Prime minister David Cameron strayed onto dangerous ground earlier this week when, during a lightning visit to British forces in Afghanistan, he stated that our official withdrawal from that war-torn country by the end of 2014 would be with heads held high and a sense of ‘mission accomplished’.
Although he claimed during Prime Minister’s Question Time in the Commons yesterday that he had carefully qualified the pronouncement, it did spark inevitable comparisons with US President George W. Bush’s infamous ‘mission accomplished’ declaration on board the aircraft carrier USS Abraham Lincoln on 1st May 2003, just as the prolonged and bitter struggle to subdue insurgent activity in Iraq was about to begin.
The truth is that British forces, which have lost over 450 men and women killed, have performed pretty well, within their limitations, in Afghanistan. As in the Iraq campaign, they have been criticised from time to time by their American colleagues and, arguably, could be said now to be just ‘hanging on’ in specific areas of Helmand province rather than – as once embarrassingly predicted by Labour defence minister John Reid – ever having had a realistic chance of subduing the Taliban and establishing proper law and order ‘without a shot being fired’.

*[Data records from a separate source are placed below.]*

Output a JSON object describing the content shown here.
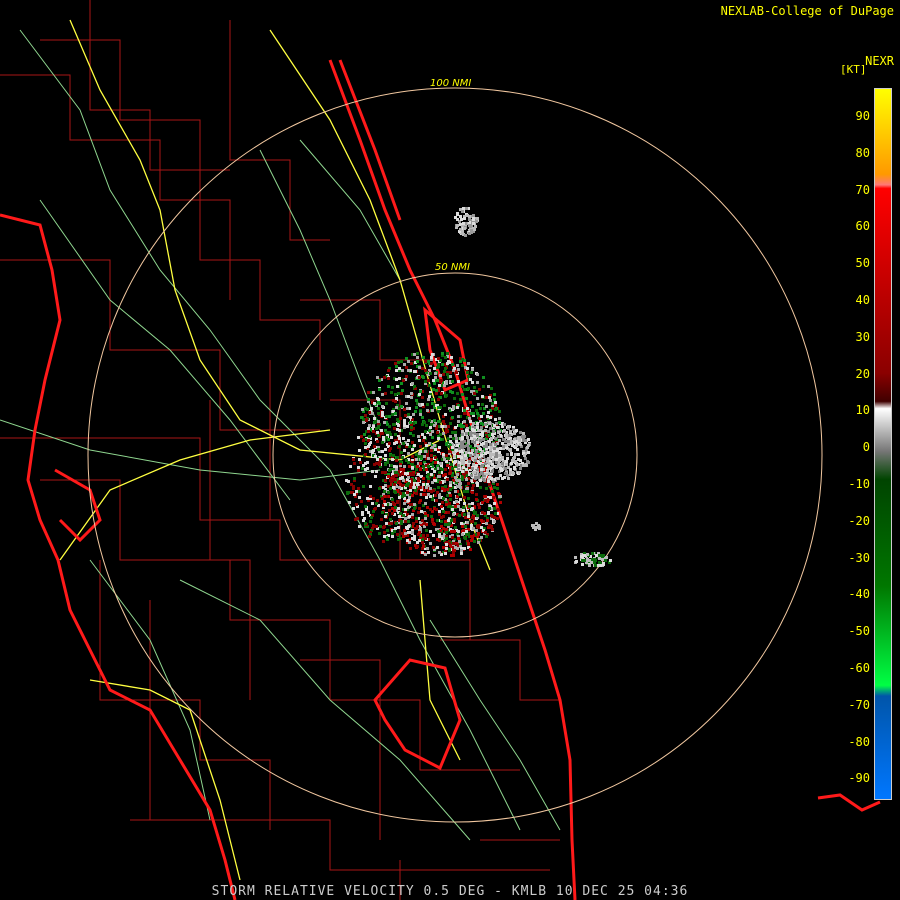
{
  "header": {
    "credit": "NEXLAB-College of DuPage",
    "product": "NEXR",
    "units": "[KT]"
  },
  "footer": "STORM RELATIVE VELOCITY 0.5 DEG - KMLB 10 DEC 25 04:36",
  "range_rings": [
    {
      "label": "100 NMI"
    },
    {
      "label": "50 NMI"
    }
  ],
  "legend": {
    "ticks": [
      "90",
      "80",
      "70",
      "60",
      "50",
      "40",
      "30",
      "20",
      "10",
      "0",
      "-10",
      "-20",
      "-30",
      "-40",
      "-50",
      "-60",
      "-70",
      "-80",
      "-90"
    ]
  },
  "colors": {
    "border": "#ff1a1a",
    "county": "#b01818",
    "road_major": "#ffff40",
    "road_minor": "#9adf9a",
    "ring": "#f2c8a0",
    "text": "#ffff00"
  }
}
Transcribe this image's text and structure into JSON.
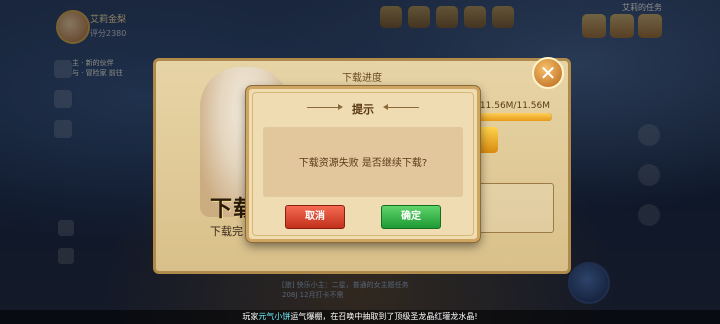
{
  "player": {
    "name": "艾莉金梨",
    "score": "评分2380"
  },
  "quest": {
    "line1": "主 · 新的伙伴",
    "line2": "与 · 冒险家 前往"
  },
  "right_tag": "艾莉的任务",
  "download_panel": {
    "title": "下载进度",
    "progress_text": "11.56M/11.56M",
    "progress": 1.0,
    "banner": "下载",
    "banner_sub": "下载完"
  },
  "dialog": {
    "title": "提示",
    "message": "下载资源失败 是否继续下载?",
    "cancel": "取消",
    "confirm": "确定"
  },
  "chat": {
    "line1": "[旅] 快乐小主：二星，普通的女主题任务",
    "line2": "208J 12月打卡不需"
  },
  "ticker": {
    "prefix": "玩家",
    "player": "元气小饼",
    "suffix": "运气爆棚，在召唤中抽取到了顶级圣龙晶红瓘龙水晶!"
  },
  "icons": {
    "close": "close-icon"
  }
}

Today the British media is carrying an allegation from General Sir Nick Houghton, head of the Armed Forces, that such is the decimation of its manpower, Britain soon risks becoming a military ‘hollow force’, possessed of tons of hi-tech equipment but with too few people to man it properly.
British politicians loved strutting the world stage – pontificating about human rights and the iniquities inflicted, or threatened, by sundry dictators and villainous regimes – and potentially threatening to intervene overseas whenever they think this might be a popular move. The trouble is, when times are tough and they feel it necessary to cull military budgets and manpower, they risk ridicule by reducing Britain’s military capacity to the point where – sooner or later – our statesmen are going to place themselves in a position where their mouths write cheques that our forces cannot redeem.
Furthermore, on the complex question of whether Britain’s involvement in Afghanistan has been a success or not, the verdict of military and political commentators is currently ‘out’. Or rather, they have begun arriving …
Here’s a rather forceful, but very readable, one from Seumas Milne, writing for The Guardian – AFGHANISTAN